◆ DIRECTIONS FOR THIS TASK ◆
Each entry has to be given again in its exact wording, and no picture may appear in the result.

INFORMATION PROVIDED Block Start

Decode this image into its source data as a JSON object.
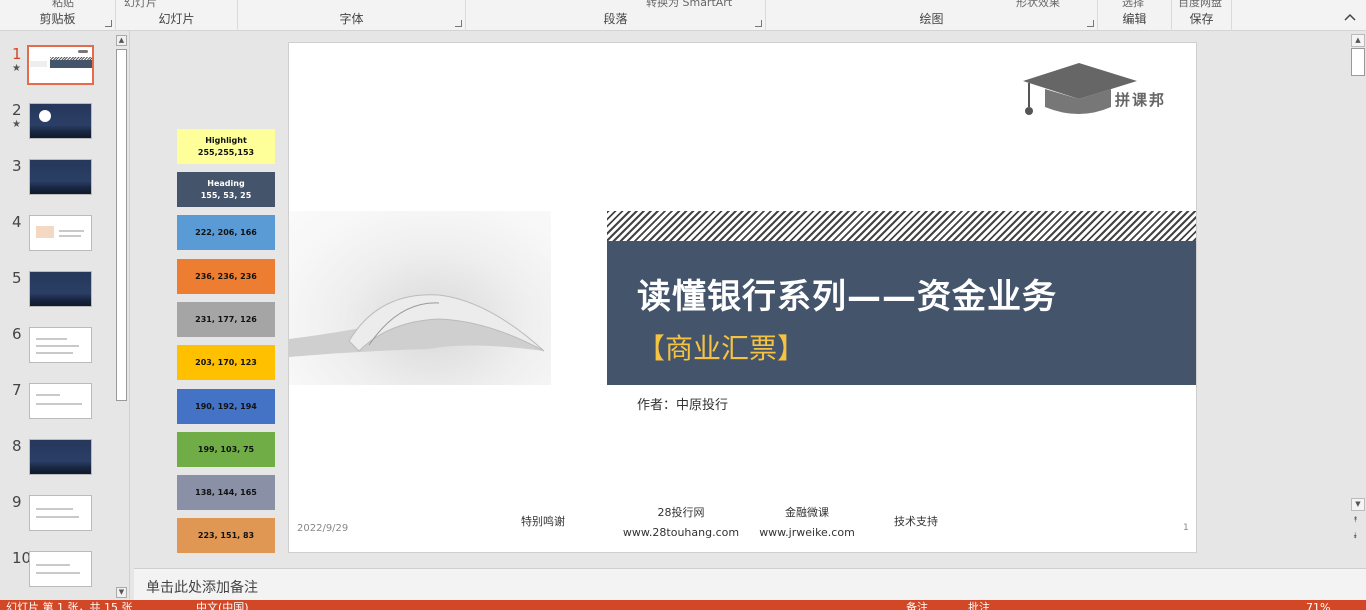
{
  "ribbon": {
    "groups": [
      {
        "label": "剪贴板",
        "cutoff": "粘贴"
      },
      {
        "label": "幻灯片",
        "cutoff": "幻灯片"
      },
      {
        "label": "字体",
        "cutoff": ""
      },
      {
        "label": "段落",
        "cutoff": "转换为 SmartArt"
      },
      {
        "label": "绘图",
        "cutoff": "形状效果"
      },
      {
        "label": "编辑",
        "cutoff": "选择"
      },
      {
        "label": "保存",
        "cutoff": "百度网盘"
      }
    ]
  },
  "thumbnails": [
    {
      "num": "1",
      "star": "★"
    },
    {
      "num": "2",
      "star": "★"
    },
    {
      "num": "3",
      "star": ""
    },
    {
      "num": "4",
      "star": ""
    },
    {
      "num": "5",
      "star": ""
    },
    {
      "num": "6",
      "star": ""
    },
    {
      "num": "7",
      "star": ""
    },
    {
      "num": "8",
      "star": ""
    },
    {
      "num": "9",
      "star": ""
    },
    {
      "num": "10",
      "star": ""
    }
  ],
  "swatches": [
    {
      "line1": "Highlight",
      "line2": "255,255,153",
      "color": "#ffff99"
    },
    {
      "line1": "Heading",
      "line2": "155, 53, 25",
      "color": "#44546a"
    },
    {
      "line1": "",
      "line2": "222, 206, 166",
      "color": "#5b9bd5"
    },
    {
      "line1": "",
      "line2": "236, 236, 236",
      "color": "#ed7d31"
    },
    {
      "line1": "",
      "line2": "231, 177, 126",
      "color": "#a5a5a5"
    },
    {
      "line1": "",
      "line2": "203, 170, 123",
      "color": "#ffc000"
    },
    {
      "line1": "",
      "line2": "190, 192, 194",
      "color": "#4472c4"
    },
    {
      "line1": "",
      "line2": "199, 103, 75",
      "color": "#70ad47"
    },
    {
      "line1": "",
      "line2": "138, 144, 165",
      "color": "#8a90a5"
    },
    {
      "line1": "",
      "line2": "223, 151, 83",
      "color": "#df9753"
    }
  ],
  "slide": {
    "title": "读懂银行系列——资金业务",
    "subtitle": "【商业汇票】",
    "author": "作者：中原投行",
    "logo_text": "拼课邦",
    "date": "2022/9/29",
    "thanks": "特别鸣谢",
    "site1_name": "28投行网",
    "site1_url": "www.28touhang.com",
    "site2_name": "金融微课",
    "site2_url": "www.jrweike.com",
    "tech": "技术支持",
    "page": "1"
  },
  "notes_placeholder": "单击此处添加备注",
  "statusbar": {
    "slide_info": "幻灯片 第 1 张，共 15 张",
    "language": "中文(中国)",
    "notes": "备注",
    "comments": "批注",
    "zoom": "71%"
  },
  "colors": {
    "accent": "#d24726",
    "heading_band": "#44546a",
    "subtitle": "#f5c242"
  }
}
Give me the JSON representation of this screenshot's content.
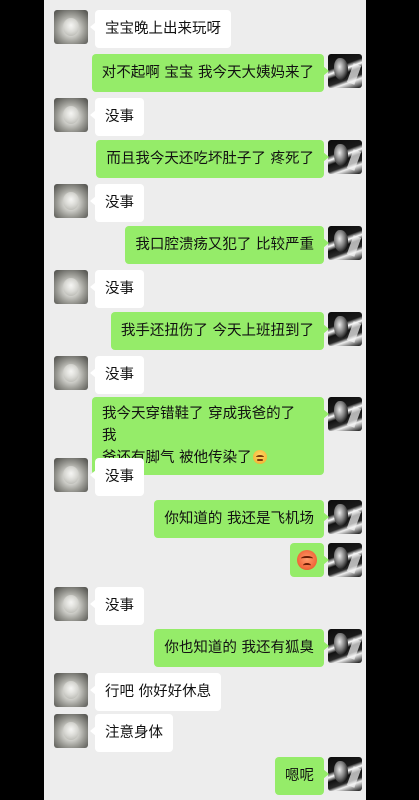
{
  "chat": {
    "messages": [
      {
        "side": "in",
        "text": "宝宝晚上出来玩呀"
      },
      {
        "side": "out",
        "text": "对不起啊 宝宝 我今天大姨妈来了"
      },
      {
        "side": "in",
        "text": "没事"
      },
      {
        "side": "out",
        "text": "而且我今天还吃坏肚子了 疼死了"
      },
      {
        "side": "in",
        "text": "没事"
      },
      {
        "side": "out",
        "text": "我口腔溃疡又犯了 比较严重"
      },
      {
        "side": "in",
        "text": "没事"
      },
      {
        "side": "out",
        "text": "我手还扭伤了 今天上班扭到了"
      },
      {
        "side": "in",
        "text": "没事"
      },
      {
        "side": "out",
        "text_line1": "我今天穿错鞋了 穿成我爸的了 我",
        "text_line2": "爸还有脚气 被他传染了",
        "emoji": "grimace-emoji"
      },
      {
        "side": "in",
        "text": "没事"
      },
      {
        "side": "out",
        "text": "你知道的 我还是飞机场"
      },
      {
        "side": "out",
        "emoji": "angry-emoji"
      },
      {
        "side": "in",
        "text": "没事"
      },
      {
        "side": "out",
        "text": "你也知道的 我还有狐臭"
      },
      {
        "side": "in",
        "text": "行吧 你好好休息"
      },
      {
        "side": "in",
        "text": "注意身体"
      },
      {
        "side": "out",
        "text": "嗯呢"
      }
    ]
  },
  "colors": {
    "background": "#ededed",
    "outgoing_bubble": "#95ec69",
    "incoming_bubble": "#ffffff"
  }
}
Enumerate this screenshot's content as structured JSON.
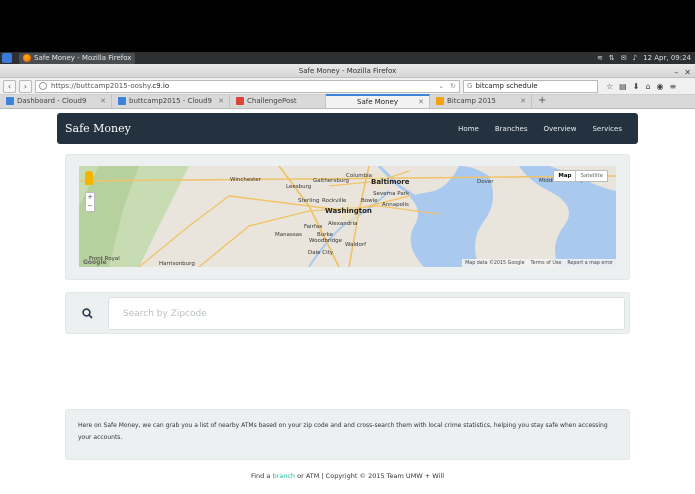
{
  "os_panel": {
    "task_title": "Safe Money - Mozilla Firefox",
    "clock": "12 Apr, 09:24"
  },
  "window": {
    "title": "Safe Money - Mozilla Firefox"
  },
  "nav_bar": {
    "url_prefix": "https://buttcamp2015-ooshy.",
    "url_host": "c9.io",
    "search_value": "bitcamp schedule"
  },
  "tabs": [
    {
      "label": "Dashboard - Cloud9",
      "favicon_color": "#3b83d9"
    },
    {
      "label": "buttcamp2015 - Cloud9",
      "favicon_color": "#3b83d9"
    },
    {
      "label": "ChallengePost",
      "favicon_color": "#d9453b"
    },
    {
      "label": "Safe Money",
      "favicon_color": "",
      "active": true
    },
    {
      "label": "Bitcamp 2015",
      "favicon_color": "#f0a30a"
    }
  ],
  "app": {
    "brand": "Safe Money",
    "nav": [
      "Home",
      "Branches",
      "Overview",
      "Services"
    ],
    "nav_bg": "#243240"
  },
  "map": {
    "type_buttons": [
      "Map",
      "Satellite"
    ],
    "labels": {
      "winchester": "Winchester",
      "leesburg": "Leesburg",
      "gaithersburg": "Gaithersburg",
      "columbia": "Columbia",
      "baltimore": "Baltimore",
      "severna_park": "Severna Park",
      "sterling": "Sterling",
      "rockville": "Rockville",
      "bowie": "Bowie",
      "annapolis": "Annapolis",
      "washington": "Washington",
      "alexandria": "Alexandria",
      "manassas": "Manassas",
      "fairfax": "Fairfax",
      "burke": "Burke",
      "woodbridge": "Woodbridge",
      "waldorf": "Waldorf",
      "dale_city": "Dale City",
      "dover": "Dover",
      "middletown": "Middle Township",
      "harrisonburg": "Harrisonburg",
      "front_royal": "Front Royal"
    },
    "footer": {
      "data": "Map data ©2015 Google",
      "terms": "Terms of Use",
      "report": "Report a map error"
    },
    "logo": "Google"
  },
  "search": {
    "placeholder": "Search by Zipcode",
    "value": ""
  },
  "info": {
    "text": "Here on Safe Money, we can grab you a list of nearby ATMs based on your zip code and and cross-search them with local crime statistics, helping you stay safe when accessing your accounts."
  },
  "footer": {
    "prefix": "Find a",
    "link": "branch",
    "suffix": "or ATM | Copyright © 2015 Team UMW + Will"
  }
}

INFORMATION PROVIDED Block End

◆ YOUR RESPONSE ◆
Decode this image into its source data as a JSON object.
{
  "ribbon": {
    "groups": [
      {
        "label": "剪贴板",
        "cutoff": "粘贴"
      },
      {
        "label": "幻灯片",
        "cutoff": "幻灯片"
      },
      {
        "label": "字体",
        "cutoff": ""
      },
      {
        "label": "段落",
        "cutoff": "转换为 SmartArt"
      },
      {
        "label": "绘图",
        "cutoff": "形状效果"
      },
      {
        "label": "编辑",
        "cutoff": "选择"
      },
      {
        "label": "保存",
        "cutoff": "百度网盘"
      }
    ]
  },
  "thumbnails": [
    {
      "num": "1",
      "star": "★"
    },
    {
      "num": "2",
      "star": "★"
    },
    {
      "num": "3",
      "star": ""
    },
    {
      "num": "4",
      "star": ""
    },
    {
      "num": "5",
      "star": ""
    },
    {
      "num": "6",
      "star": ""
    },
    {
      "num": "7",
      "star": ""
    },
    {
      "num": "8",
      "star": ""
    },
    {
      "num": "9",
      "star": ""
    },
    {
      "num": "10",
      "star": ""
    }
  ],
  "swatches": [
    {
      "line1": "Highlight",
      "line2": "255,255,153",
      "color": "#ffff99"
    },
    {
      "line1": "Heading",
      "line2": "155, 53, 25",
      "color": "#44546a"
    },
    {
      "line1": "",
      "line2": "222, 206, 166",
      "color": "#5b9bd5"
    },
    {
      "line1": "",
      "line2": "236, 236, 236",
      "color": "#ed7d31"
    },
    {
      "line1": "",
      "line2": "231, 177, 126",
      "color": "#a5a5a5"
    },
    {
      "line1": "",
      "line2": "203, 170, 123",
      "color": "#ffc000"
    },
    {
      "line1": "",
      "line2": "190, 192, 194",
      "color": "#4472c4"
    },
    {
      "line1": "",
      "line2": "199, 103, 75",
      "color": "#70ad47"
    },
    {
      "line1": "",
      "line2": "138, 144, 165",
      "color": "#8a90a5"
    },
    {
      "line1": "",
      "line2": "223, 151, 83",
      "color": "#df9753"
    }
  ],
  "slide": {
    "title": "读懂银行系列——资金业务",
    "subtitle": "【商业汇票】",
    "author": "作者：中原投行",
    "logo_text": "拼课邦",
    "date": "2022/9/29",
    "thanks": "特别鸣谢",
    "site1_name": "28投行网",
    "site1_url": "www.28touhang.com",
    "site2_name": "金融微课",
    "site2_url": "www.jrweike.com",
    "tech": "技术支持",
    "page": "1"
  },
  "notes_placeholder": "单击此处添加备注",
  "statusbar": {
    "slide_info": "幻灯片 第 1 张，共 15 张",
    "language": "中文(中国)",
    "notes": "备注",
    "comments": "批注",
    "zoom": "71%"
  },
  "colors": {
    "accent": "#d24726",
    "heading_band": "#44546a",
    "subtitle": "#f5c242"
  }
}
Give me the JSON representation of this screenshot's content.
{
  "chat": {
    "messages": [
      {
        "side": "in",
        "text": "宝宝晚上出来玩呀"
      },
      {
        "side": "out",
        "text": "对不起啊 宝宝 我今天大姨妈来了"
      },
      {
        "side": "in",
        "text": "没事"
      },
      {
        "side": "out",
        "text": "而且我今天还吃坏肚子了 疼死了"
      },
      {
        "side": "in",
        "text": "没事"
      },
      {
        "side": "out",
        "text": "我口腔溃疡又犯了 比较严重"
      },
      {
        "side": "in",
        "text": "没事"
      },
      {
        "side": "out",
        "text": "我手还扭伤了 今天上班扭到了"
      },
      {
        "side": "in",
        "text": "没事"
      },
      {
        "side": "out",
        "text_line1": "我今天穿错鞋了 穿成我爸的了 我",
        "text_line2": "爸还有脚气 被他传染了",
        "emoji": "grimace-emoji"
      },
      {
        "side": "in",
        "text": "没事"
      },
      {
        "side": "out",
        "text": "你知道的 我还是飞机场"
      },
      {
        "side": "out",
        "emoji": "angry-emoji"
      },
      {
        "side": "in",
        "text": "没事"
      },
      {
        "side": "out",
        "text": "你也知道的 我还有狐臭"
      },
      {
        "side": "in",
        "text": "行吧 你好好休息"
      },
      {
        "side": "in",
        "text": "注意身体"
      },
      {
        "side": "out",
        "text": "嗯呢"
      }
    ]
  },
  "colors": {
    "background": "#ededed",
    "outgoing_bubble": "#95ec69",
    "incoming_bubble": "#ffffff"
  }
}
Enumerate this screenshot's content as structured JSON.
{
  "os_panel": {
    "task_title": "Safe Money - Mozilla Firefox",
    "clock": "12 Apr, 09:24"
  },
  "window": {
    "title": "Safe Money - Mozilla Firefox"
  },
  "nav_bar": {
    "url_prefix": "https://buttcamp2015-ooshy.",
    "url_host": "c9.io",
    "search_value": "bitcamp schedule"
  },
  "tabs": [
    {
      "label": "Dashboard - Cloud9",
      "favicon_color": "#3b83d9"
    },
    {
      "label": "buttcamp2015 - Cloud9",
      "favicon_color": "#3b83d9"
    },
    {
      "label": "ChallengePost",
      "favicon_color": "#d9453b"
    },
    {
      "label": "Safe Money",
      "favicon_color": "",
      "active": true
    },
    {
      "label": "Bitcamp 2015",
      "favicon_color": "#f0a30a"
    }
  ],
  "app": {
    "brand": "Safe Money",
    "nav": [
      "Home",
      "Branches",
      "Overview",
      "Services"
    ],
    "nav_bg": "#243240"
  },
  "map": {
    "type_buttons": [
      "Map",
      "Satellite"
    ],
    "labels": {
      "winchester": "Winchester",
      "leesburg": "Leesburg",
      "gaithersburg": "Gaithersburg",
      "columbia": "Columbia",
      "baltimore": "Baltimore",
      "severna_park": "Severna Park",
      "sterling": "Sterling",
      "rockville": "Rockville",
      "bowie": "Bowie",
      "annapolis": "Annapolis",
      "washington": "Washington",
      "alexandria": "Alexandria",
      "manassas": "Manassas",
      "fairfax": "Fairfax",
      "burke": "Burke",
      "woodbridge": "Woodbridge",
      "waldorf": "Waldorf",
      "dale_city": "Dale City",
      "dover": "Dover",
      "middletown": "Middle Township",
      "harrisonburg": "Harrisonburg",
      "front_royal": "Front Royal"
    },
    "footer": {
      "data": "Map data ©2015 Google",
      "terms": "Terms of Use",
      "report": "Report a map error"
    },
    "logo": "Google"
  },
  "search": {
    "placeholder": "Search by Zipcode",
    "value": ""
  },
  "info": {
    "text": "Here on Safe Money, we can grab you a list of nearby ATMs based on your zip code and and cross-search them with local crime statistics, helping you stay safe when accessing your accounts."
  },
  "footer": {
    "prefix": "Find a",
    "link": "branch",
    "suffix": "or ATM | Copyright © 2015 Team UMW + Will"
  }
}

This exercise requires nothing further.